Stress has become an almost normal part of today's life. The demands of work, family and social life can become overwhelming at times. Interestingly, in many cases, stress is however not purely the result of external influences, but caused by our own bad habits. The good news is, that as you change your habits, you can considerably reduce the level of stress in your life. Below we have included some habit changes to help you regain control of your life:
Eat and drink sensibly.
Try to cut back on any food or drinks containing caffeine or alcohol. Many people use alcohol and food abuse in an attempt to reduce stress. However, caffeine is actually a stimulant and heightens your level of stress rather than reduces it. It can make you feel anxious and jittery.
Alcohol is a depressant when taken in large quantities, but acts as a stimulant in smaller quantities. Hence, using alcohol as a way to alleviate stress is not ultimately helpful.
Exchange caffeinated and alcoholic drinks for water, herbal teas, or diluted natural fruit juices and aim to keep yourself hydrated as this will enable your body to cope better with stress.
Also try to avoid or reduce your intake of refined sugars - they occur in many manufactured foods (even in savoury foods such as salad dressings and bread) and often lead to energy crashes which can lead you to feel low and irritable.
Tip: It is advisable to eat a healthy, well-balanced and nutritious diet, which will support your general wellbeing.
A lack of sleep is a common cause of stress, which, in turn, also interrupts our sleep as our busy mind stops us from relaxing and falling asleep.
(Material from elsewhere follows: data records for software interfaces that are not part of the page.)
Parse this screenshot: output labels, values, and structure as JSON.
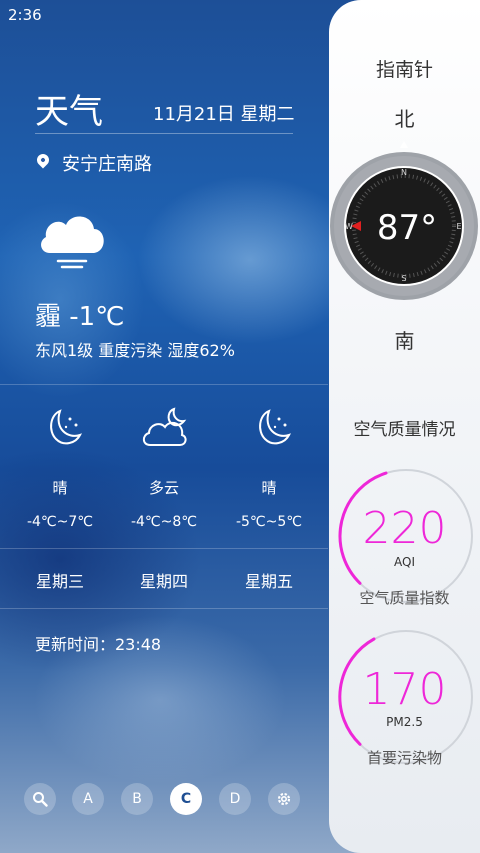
{
  "status": {
    "time": "2:36",
    "signal": "•••",
    "sim": "✕"
  },
  "weather": {
    "title": "天气",
    "date": "11月21日  星期二",
    "location": "安宁庄南路",
    "condition": "霾  -1℃",
    "details": "东风1级  重度污染  湿度62%",
    "forecast": [
      {
        "icon": "moon-stars-icon",
        "text": "晴",
        "temp": "-4℃~7℃",
        "day": "星期三"
      },
      {
        "icon": "cloud-moon-icon",
        "text": "多云",
        "temp": "-4℃~8℃",
        "day": "星期四"
      },
      {
        "icon": "moon-stars-icon",
        "text": "晴",
        "temp": "-5℃~5℃",
        "day": "星期五"
      }
    ],
    "updated": "更新时间：23:48"
  },
  "nav": {
    "items": [
      {
        "label": "",
        "icon": "search-icon"
      },
      {
        "label": "A"
      },
      {
        "label": "B"
      },
      {
        "label": "C",
        "active": true
      },
      {
        "label": "D"
      },
      {
        "label": "",
        "icon": "gear-icon"
      }
    ]
  },
  "compass": {
    "title": "指南针",
    "north_label": "北",
    "south_label": "南",
    "heading": "87°",
    "dial": {
      "n": "N",
      "s": "S",
      "e": "E",
      "w": "W"
    }
  },
  "air": {
    "title": "空气质量情况",
    "aqi_value": "220",
    "aqi_unit": "AQI",
    "aqi_caption": "空气质量指数",
    "pm_value": "170",
    "pm_unit": "PM2.5",
    "pm_caption": "首要污染物",
    "accent_color": "#ee27d8"
  }
}
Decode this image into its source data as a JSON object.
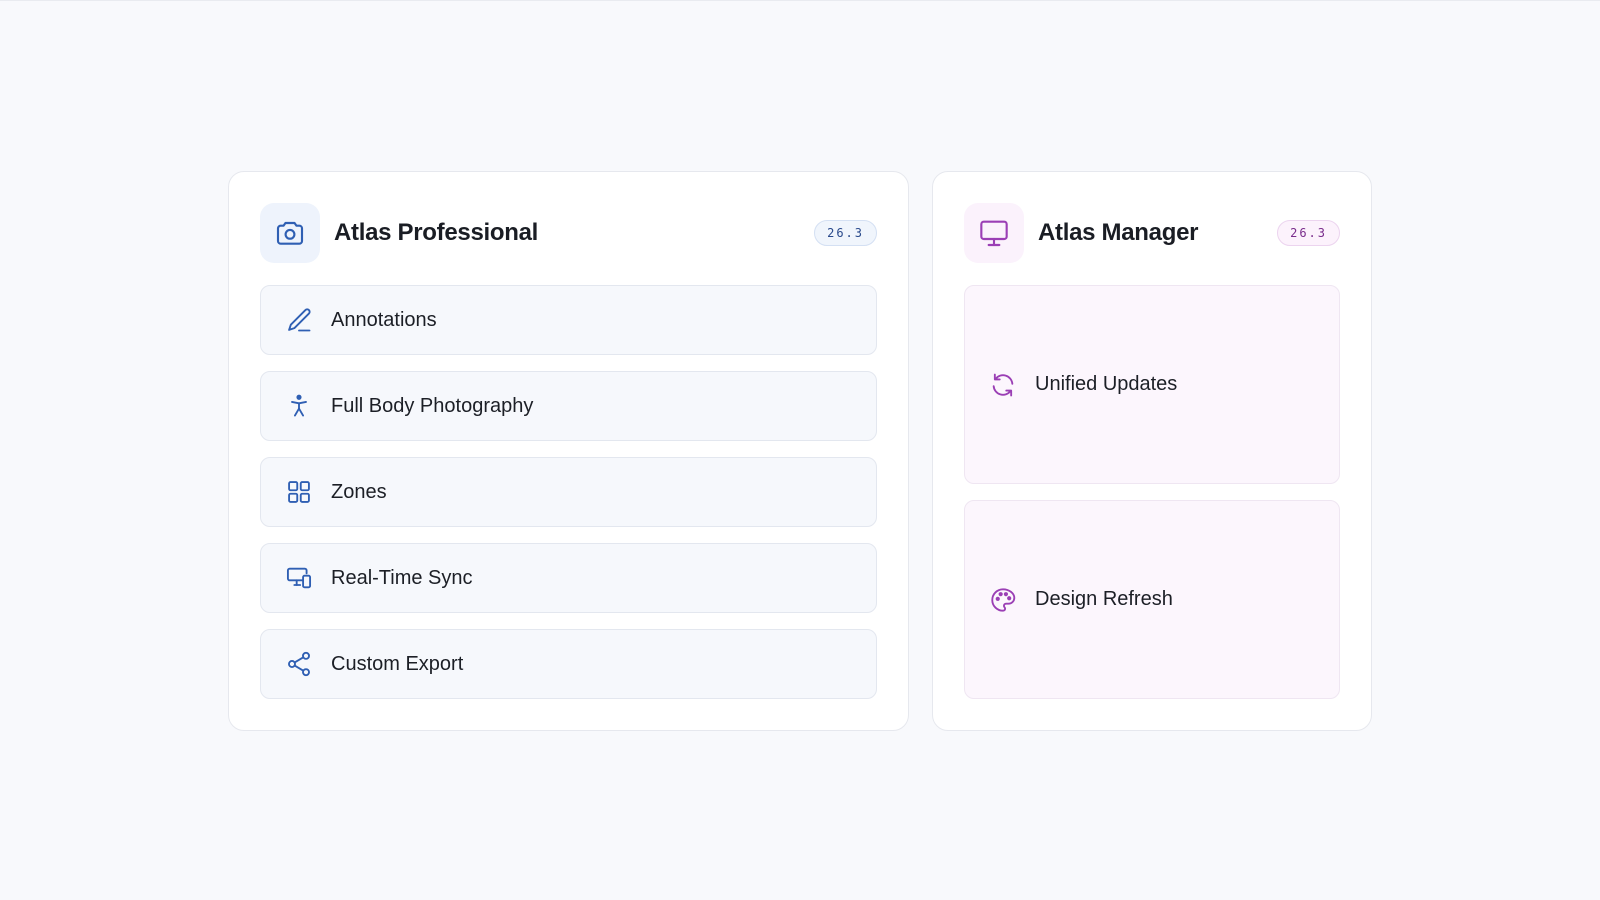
{
  "colors": {
    "pro_accent": "#2f5fb3",
    "mgr_accent": "#9b3fb5",
    "background": "#f8f9fc"
  },
  "professional": {
    "title": "Atlas Professional",
    "version": "26.3",
    "icon": "camera-icon",
    "features": [
      {
        "label": "Annotations",
        "icon": "pen-icon"
      },
      {
        "label": "Full Body Photography",
        "icon": "person-icon"
      },
      {
        "label": "Zones",
        "icon": "grid-icon"
      },
      {
        "label": "Real-Time Sync",
        "icon": "devices-icon"
      },
      {
        "label": "Custom Export",
        "icon": "share-icon"
      }
    ]
  },
  "manager": {
    "title": "Atlas Manager",
    "version": "26.3",
    "icon": "monitor-icon",
    "features": [
      {
        "label": "Unified Updates",
        "icon": "refresh-icon"
      },
      {
        "label": "Design Refresh",
        "icon": "palette-icon"
      }
    ]
  }
}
Rather than resorting to the use of medication to achieve a good night's sleep, your aim should be to increase your relaxation before going to sleep. Make sure that your bedroom is a quiet place with no reminders of the things that cause you stress. Do less mentally demanding work the last hours before going to bed so that you can give your mind time to calm down. Take a warm bath before bed to relax your body and help you forget about your worries. You can also try to tire your eyes by reading a calming book. Put down your phone for the last hour before sleeping.
Tip: The best approach to get your mind and body to adjust to a predictable bedtime routine is to go to bed at about the same time each night and sleep for a similar amount of hours.
Try and integrate physical exercise into your lifestyle as it can be very effective in relieving stress. It might seem contradictory, but putting physical stress on your body through exercise can relieve mental stress. The benefits are strongest when you exercise regularly. In the long run, exercise decreases your body’s levels of stress hormones, including cortisol. It also helps release endorphins, which are chemicals that improve your mood and act as natural painkillers.
Exercise can also improve the quality of your sleep and self-esteem. When you exercise regularly, there is a good chance that you will feel more competent and confident in your body, which in turn promotes mental wellbeing. Activities, such as walking or jogging, that involve repetitive movements of large muscle groups can be particularly stress relieving.
Tip: Even just going out and getting some fresh air, and taking some light physical exercise, like going for a walk to the shops can really help.
Take control of your problems.
Stress can be triggered by a problem that may at first sight seem impossible to solve. Learning how to find solutions to your problems requires effort and courage, but will ultimately help you feel more in control, and thereby lower your level of stress.
One problem-solving technique involves writing down the problem and coming up with as many possible solutions as you can. Decide on the pros and cons of each and select the most feasible one. Write down each step that you need to take as part of the solution: what you have to do, how you will do it, when you will do it, who is involved and where it will take place.
Tip: Control what you can and let go of what you cannot control.